Enhanced security can be attained while preserving our liberties.
It seems self-evident now, in the aftermath of September 11, that America requires better security protection, but so too does the American way of life, with its fundamental respect for individual rights and freedoms. What this nation needs now is legislation extending the powers of law enforcement in only those specific cases characterized above, with time limits and protections in place, instead of sweeping knee-jerk measures such as the Anti-Terror Bill of 2001. Americans should not let the terrorists dictate their terms and destroy the American way of life by prompting social compromises to its core security. Benjamin Franklin was right about it in the eighteenth century, and his words still hold true in the twenty-first.
Extraordinary Measures in Extraordinary Times
Today’s extraordinary situation calls for extraordinary measures—that, though applied with great resolve, must be used sparingly and discriminatingly. Sweeping security measures carry a high risk/reward ratio and guarantee little practical payoff, while threatening civil liberties and exacerbating public fears. They require extra time and money but do not necessarily constitute a productive activity. Such societywide measures are directed at no one in particular but at everyone; as September 11 has demonstrated, the "terrorists" are among us—sitting on the airplane next to you or shopping in your neighborhood grocery store. This undermines the authorities’ standing within the society, leading to feelings of growing distrust toward them. Furthermore, such measures demoralize the general populace by continually reminding us about the unmet threats and the looming terror. This, in turn, creates a sense of constant monitoring and perpetual insecurity, undermining the trust of our fellow citizens, thus tearing apart the quintessential fabric of the society. If all are being watched—anyone could be the enemy.
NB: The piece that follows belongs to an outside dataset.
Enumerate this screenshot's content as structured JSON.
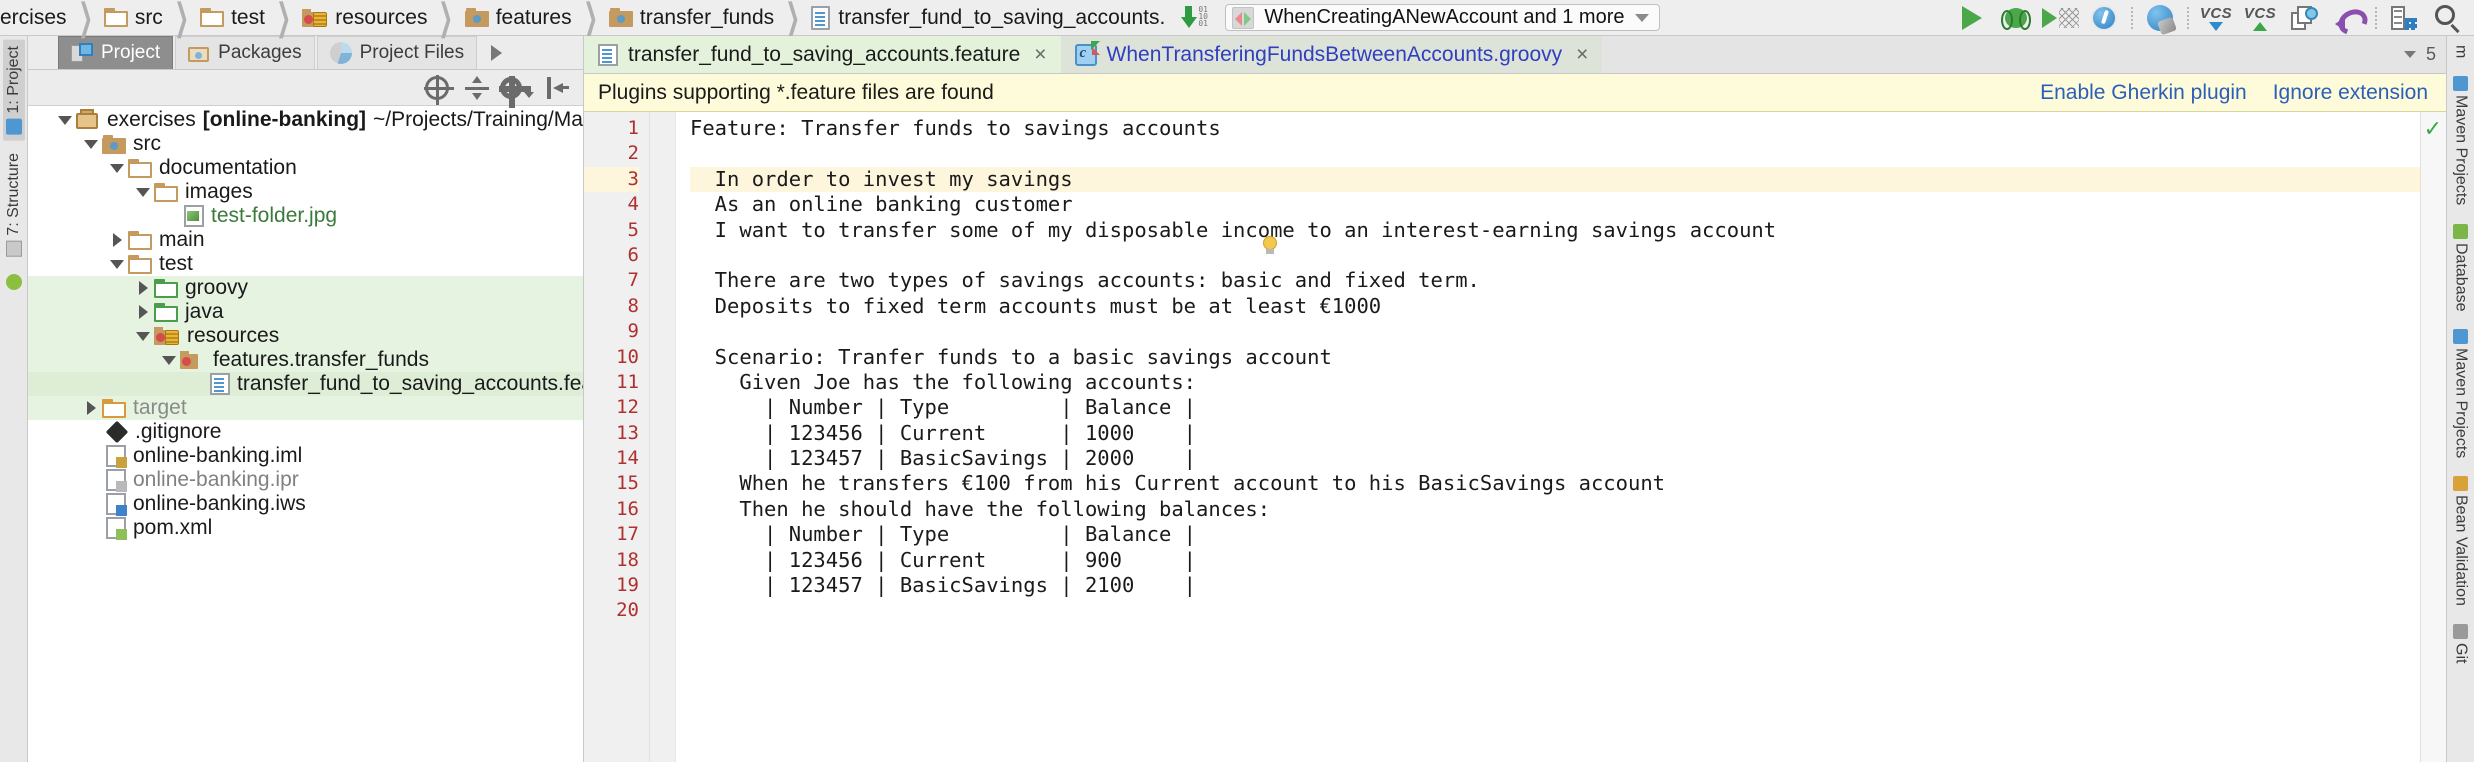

We must focus on those directly involved with terrorist activities and strengthen the means of inquiry and investigation of them and theirconnections. Indicted and convicted criminals are responsible for taking the lives of others and harbor knowledge that could help foil future disasters, while potentially saving a great number of innocent victims and preserving the values of a democratic society. The assaults on September 11 were not on buildings as much as on a way of life, one which respects human beings and their freedom while providing security and promoting prosperity. Liberty and security are the twin pillars of such a society. Both are now under attack. Let us not be the shortsighted accomplices of, but the farsighted protectors against, those who look to destroy them. We should refrain from enacting sweeping societal measures that undermine the civil liberties of law-abiding citizens, such as the Anti-Terror Bill of 2001, and pursue strengthened methods of inquiry against the perpetrators of terrorism. Enhanced security can be attained while preserving liberty, despite the pressures of these profoundly challenging times, but it requires that intelligent, selective, and resolute measures be put in place promptly, lest the terrorists claim "victory" regardless of the outcome of the "war."